(EXERCISE MATERIAL Opens)
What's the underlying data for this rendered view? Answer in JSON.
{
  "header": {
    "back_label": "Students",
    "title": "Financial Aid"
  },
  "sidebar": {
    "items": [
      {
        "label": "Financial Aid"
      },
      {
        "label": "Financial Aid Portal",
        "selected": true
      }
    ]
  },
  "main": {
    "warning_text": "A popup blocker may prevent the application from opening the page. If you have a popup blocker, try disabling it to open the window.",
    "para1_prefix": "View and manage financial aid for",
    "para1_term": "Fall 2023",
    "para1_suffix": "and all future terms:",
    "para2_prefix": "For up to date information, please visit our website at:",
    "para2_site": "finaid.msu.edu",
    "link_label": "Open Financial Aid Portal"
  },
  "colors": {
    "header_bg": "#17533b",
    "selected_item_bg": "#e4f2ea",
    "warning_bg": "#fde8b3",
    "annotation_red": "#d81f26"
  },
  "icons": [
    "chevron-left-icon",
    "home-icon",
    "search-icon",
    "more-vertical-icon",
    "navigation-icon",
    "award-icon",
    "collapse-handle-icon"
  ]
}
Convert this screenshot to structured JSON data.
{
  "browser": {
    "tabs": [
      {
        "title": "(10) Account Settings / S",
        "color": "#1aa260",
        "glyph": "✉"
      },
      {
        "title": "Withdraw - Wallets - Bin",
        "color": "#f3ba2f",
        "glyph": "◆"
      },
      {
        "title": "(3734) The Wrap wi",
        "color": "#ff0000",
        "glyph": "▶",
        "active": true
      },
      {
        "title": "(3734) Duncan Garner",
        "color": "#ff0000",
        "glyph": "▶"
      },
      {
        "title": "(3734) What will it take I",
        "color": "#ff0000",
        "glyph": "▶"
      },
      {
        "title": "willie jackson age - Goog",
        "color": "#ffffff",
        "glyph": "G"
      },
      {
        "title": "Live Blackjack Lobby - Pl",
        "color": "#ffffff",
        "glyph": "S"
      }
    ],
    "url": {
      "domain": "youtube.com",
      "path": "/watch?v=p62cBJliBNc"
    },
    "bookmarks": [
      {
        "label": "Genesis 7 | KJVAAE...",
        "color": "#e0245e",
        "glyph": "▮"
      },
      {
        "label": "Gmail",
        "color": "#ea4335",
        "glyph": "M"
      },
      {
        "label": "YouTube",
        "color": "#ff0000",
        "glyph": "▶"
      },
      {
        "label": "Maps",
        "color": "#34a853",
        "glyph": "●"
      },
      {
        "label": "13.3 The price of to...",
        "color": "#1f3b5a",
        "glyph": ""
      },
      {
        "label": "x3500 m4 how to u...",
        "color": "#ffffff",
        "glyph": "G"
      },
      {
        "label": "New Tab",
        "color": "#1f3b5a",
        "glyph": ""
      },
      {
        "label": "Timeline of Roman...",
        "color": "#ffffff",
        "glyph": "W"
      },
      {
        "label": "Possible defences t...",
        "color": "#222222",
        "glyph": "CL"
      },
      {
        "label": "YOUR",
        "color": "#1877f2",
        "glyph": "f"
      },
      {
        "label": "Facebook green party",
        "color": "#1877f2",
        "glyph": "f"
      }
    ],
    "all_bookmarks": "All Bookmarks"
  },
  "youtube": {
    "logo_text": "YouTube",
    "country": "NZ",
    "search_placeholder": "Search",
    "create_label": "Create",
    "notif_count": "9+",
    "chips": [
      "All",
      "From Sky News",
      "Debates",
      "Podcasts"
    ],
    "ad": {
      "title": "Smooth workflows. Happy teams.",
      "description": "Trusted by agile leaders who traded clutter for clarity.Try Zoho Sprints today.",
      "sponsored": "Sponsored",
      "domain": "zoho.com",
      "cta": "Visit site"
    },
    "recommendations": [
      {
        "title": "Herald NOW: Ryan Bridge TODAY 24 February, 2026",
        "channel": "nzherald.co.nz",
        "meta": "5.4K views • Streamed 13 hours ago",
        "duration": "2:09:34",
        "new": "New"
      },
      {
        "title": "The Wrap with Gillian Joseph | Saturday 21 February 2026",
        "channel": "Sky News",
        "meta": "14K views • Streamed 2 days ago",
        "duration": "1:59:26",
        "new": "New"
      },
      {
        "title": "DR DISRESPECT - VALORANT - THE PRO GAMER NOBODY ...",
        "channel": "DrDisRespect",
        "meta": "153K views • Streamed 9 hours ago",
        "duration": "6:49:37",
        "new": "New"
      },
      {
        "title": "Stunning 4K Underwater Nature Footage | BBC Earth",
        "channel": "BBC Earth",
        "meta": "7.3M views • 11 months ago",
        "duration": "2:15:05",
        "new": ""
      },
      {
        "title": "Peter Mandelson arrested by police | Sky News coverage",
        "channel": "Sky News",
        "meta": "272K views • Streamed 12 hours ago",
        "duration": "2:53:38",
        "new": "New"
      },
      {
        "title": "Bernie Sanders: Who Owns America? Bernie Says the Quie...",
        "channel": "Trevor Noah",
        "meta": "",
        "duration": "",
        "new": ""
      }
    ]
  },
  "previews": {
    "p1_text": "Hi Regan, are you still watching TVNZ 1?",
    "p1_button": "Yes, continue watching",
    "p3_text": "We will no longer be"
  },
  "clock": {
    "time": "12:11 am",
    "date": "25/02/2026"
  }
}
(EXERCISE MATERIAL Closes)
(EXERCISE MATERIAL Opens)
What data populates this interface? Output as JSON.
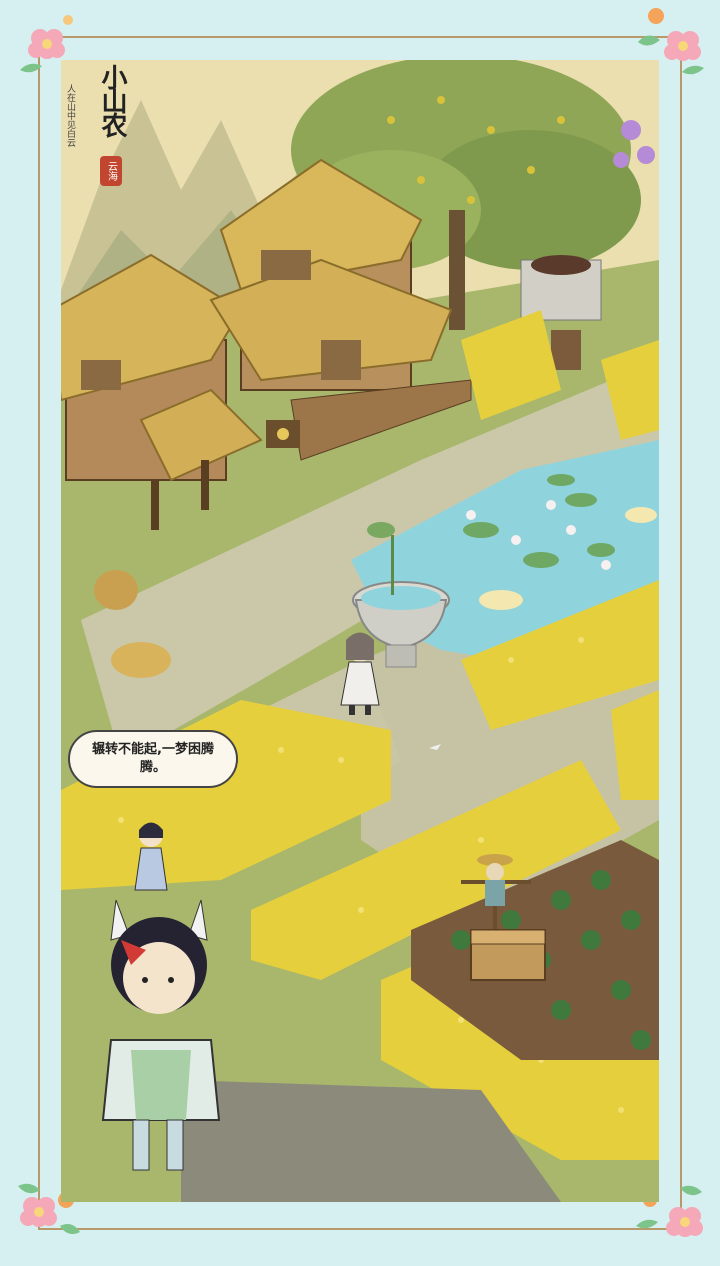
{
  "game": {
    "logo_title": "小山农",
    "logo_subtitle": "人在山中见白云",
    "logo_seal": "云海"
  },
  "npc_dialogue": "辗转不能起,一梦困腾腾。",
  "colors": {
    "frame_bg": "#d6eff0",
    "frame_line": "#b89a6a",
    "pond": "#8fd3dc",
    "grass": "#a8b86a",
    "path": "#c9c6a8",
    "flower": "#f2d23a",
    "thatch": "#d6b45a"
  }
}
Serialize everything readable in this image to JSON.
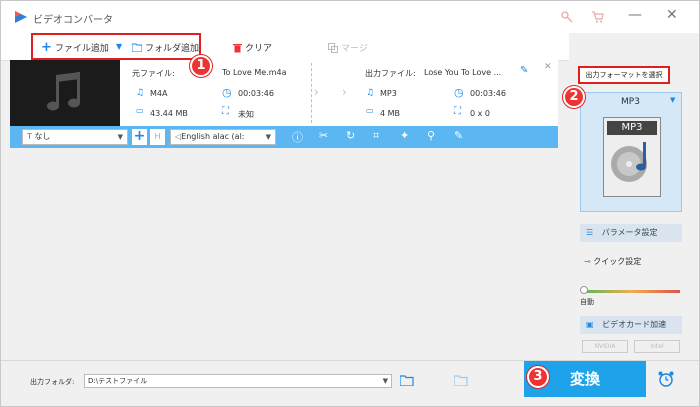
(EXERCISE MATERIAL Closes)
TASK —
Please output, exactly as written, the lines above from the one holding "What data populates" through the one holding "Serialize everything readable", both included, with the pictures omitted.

PROBLEM SOLUTION —
What data populates this interface? Output as JSON.
{
  "game": {
    "logo_title": "小山农",
    "logo_subtitle": "人在山中见白云",
    "logo_seal": "云海"
  },
  "npc_dialogue": "辗转不能起,一梦困腾腾。",
  "colors": {
    "frame_bg": "#d6eff0",
    "frame_line": "#b89a6a",
    "pond": "#8fd3dc",
    "grass": "#a8b86a",
    "path": "#c9c6a8",
    "flower": "#f2d23a",
    "thatch": "#d6b45a"
  }
}
Serialize everything readable in this image to JSON.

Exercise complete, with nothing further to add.